** Problem details **
Please state how many lines in the records below contain the word "gusta"; the number alone is the answer.

** Provided entries **

· · · · · · ·

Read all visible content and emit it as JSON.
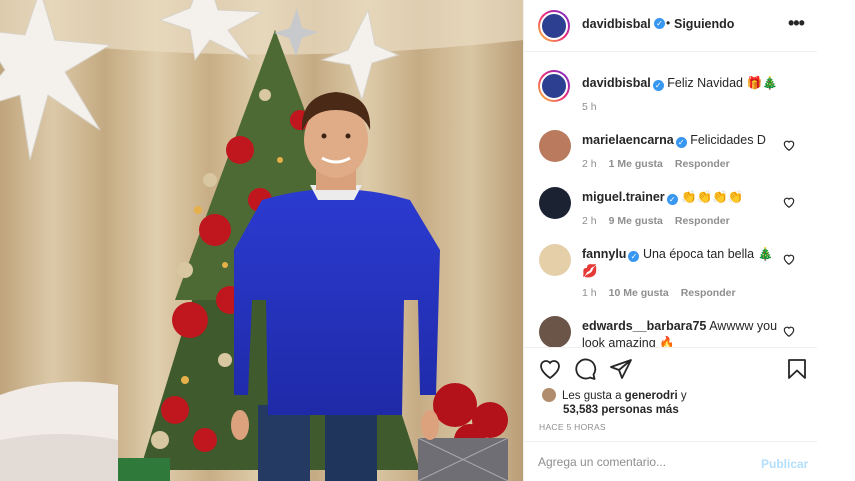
{
  "post": {
    "author": "davidbisbal",
    "follow_status": "Siguiendo",
    "separator": "•",
    "more_icon": "more-horizontal-icon",
    "caption": "Feliz Navidad 🎁🎄",
    "caption_time": "5 h"
  },
  "comments": [
    {
      "user": "marielaencarna",
      "verified": true,
      "text": "Felicidades D",
      "time": "2 h",
      "likes": "1 Me gusta",
      "reply": "Responder"
    },
    {
      "user": "miguel.trainer",
      "verified": true,
      "text": "👏👏👏👏",
      "time": "2 h",
      "likes": "9 Me gusta",
      "reply": "Responder"
    },
    {
      "user": "fannylu",
      "verified": true,
      "text": "Una época tan bella 🎄 💋",
      "time": "1 h",
      "likes": "10 Me gusta",
      "reply": "Responder"
    },
    {
      "user": "edwards__barbara75",
      "verified": false,
      "text": "Awwww you look amazing 🔥",
      "time": "",
      "likes": "",
      "reply": ""
    }
  ],
  "likes": {
    "prefix": "Les gusta a",
    "user": "generodri",
    "conj": "y",
    "count": "53,583 personas más"
  },
  "timestamp": "Hace 5 horas",
  "add_comment": {
    "placeholder": "Agrega un comentario...",
    "post_label": "Publicar"
  },
  "icons": {
    "like": "heart-icon",
    "comment": "comment-icon",
    "share": "send-icon",
    "save": "bookmark-icon",
    "verified": "verified-badge-icon"
  },
  "colors": {
    "accent": "#3897f0",
    "muted": "#8e8e8e",
    "publish_disabled": "#b2dffc"
  }
}
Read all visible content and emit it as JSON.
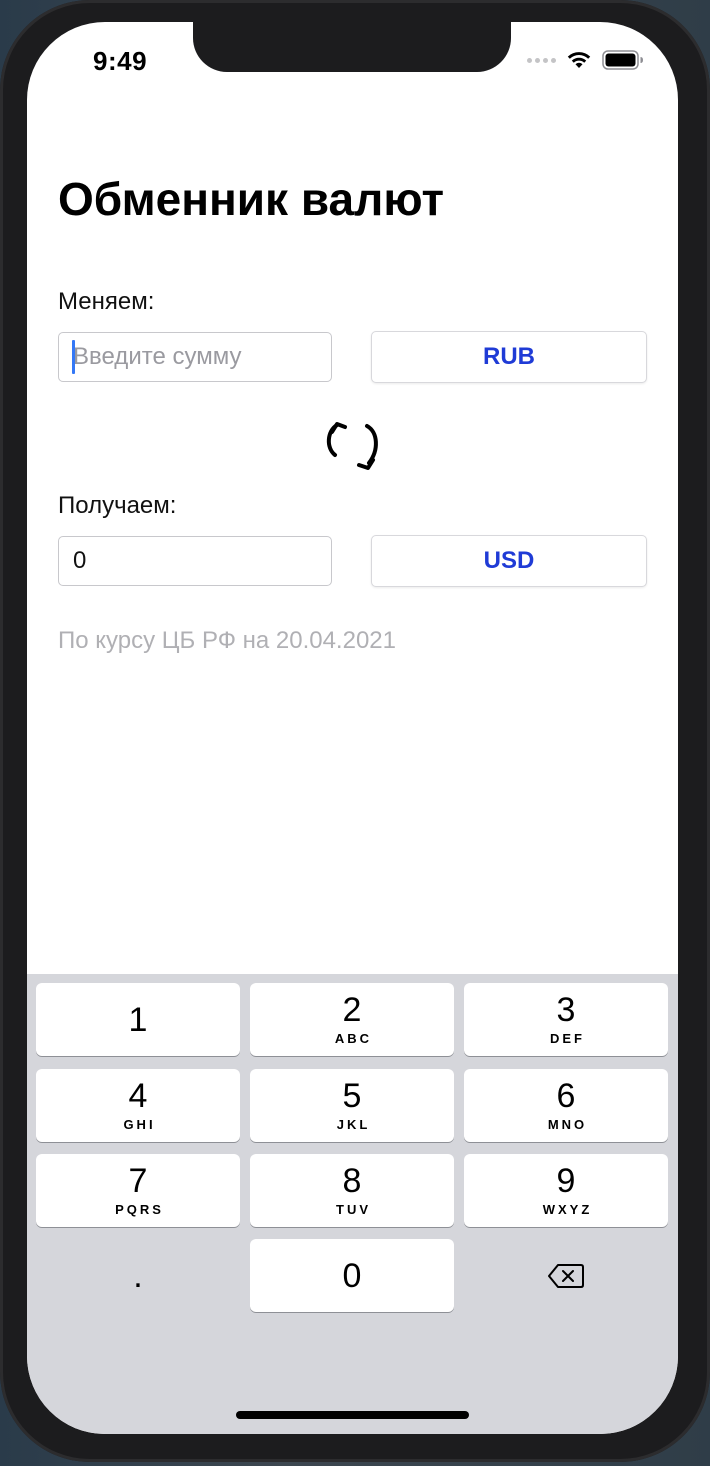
{
  "status_bar": {
    "time": "9:49"
  },
  "app": {
    "title": "Обменник валют",
    "from_label": "Меняем:",
    "from_amount": {
      "value": "",
      "placeholder": "Введите сумму"
    },
    "from_currency": "RUB",
    "to_label": "Получаем:",
    "to_amount": {
      "value": "0"
    },
    "to_currency": "USD",
    "rate_note": "По курсу ЦБ РФ на 20.04.2021"
  },
  "keyboard": {
    "keys": [
      {
        "digit": "1",
        "letters": ""
      },
      {
        "digit": "2",
        "letters": "ABC"
      },
      {
        "digit": "3",
        "letters": "DEF"
      },
      {
        "digit": "4",
        "letters": "GHI"
      },
      {
        "digit": "5",
        "letters": "JKL"
      },
      {
        "digit": "6",
        "letters": "MNO"
      },
      {
        "digit": "7",
        "letters": "PQRS"
      },
      {
        "digit": "8",
        "letters": "TUV"
      },
      {
        "digit": "9",
        "letters": "WXYZ"
      },
      {
        "digit": ".",
        "letters": ""
      },
      {
        "digit": "0",
        "letters": ""
      }
    ],
    "delete_icon": "backspace-icon"
  },
  "icons": {
    "swap": "swap-arrows-icon",
    "wifi": "wifi-icon",
    "battery": "battery-icon",
    "signal": "cellular-signal-icon"
  },
  "colors": {
    "accent": "#1f3bd6",
    "caret": "#3478f6",
    "muted_text": "#b0b0b4",
    "keyboard_bg": "#d5d6db"
  }
}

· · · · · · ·

** Output for this task **
4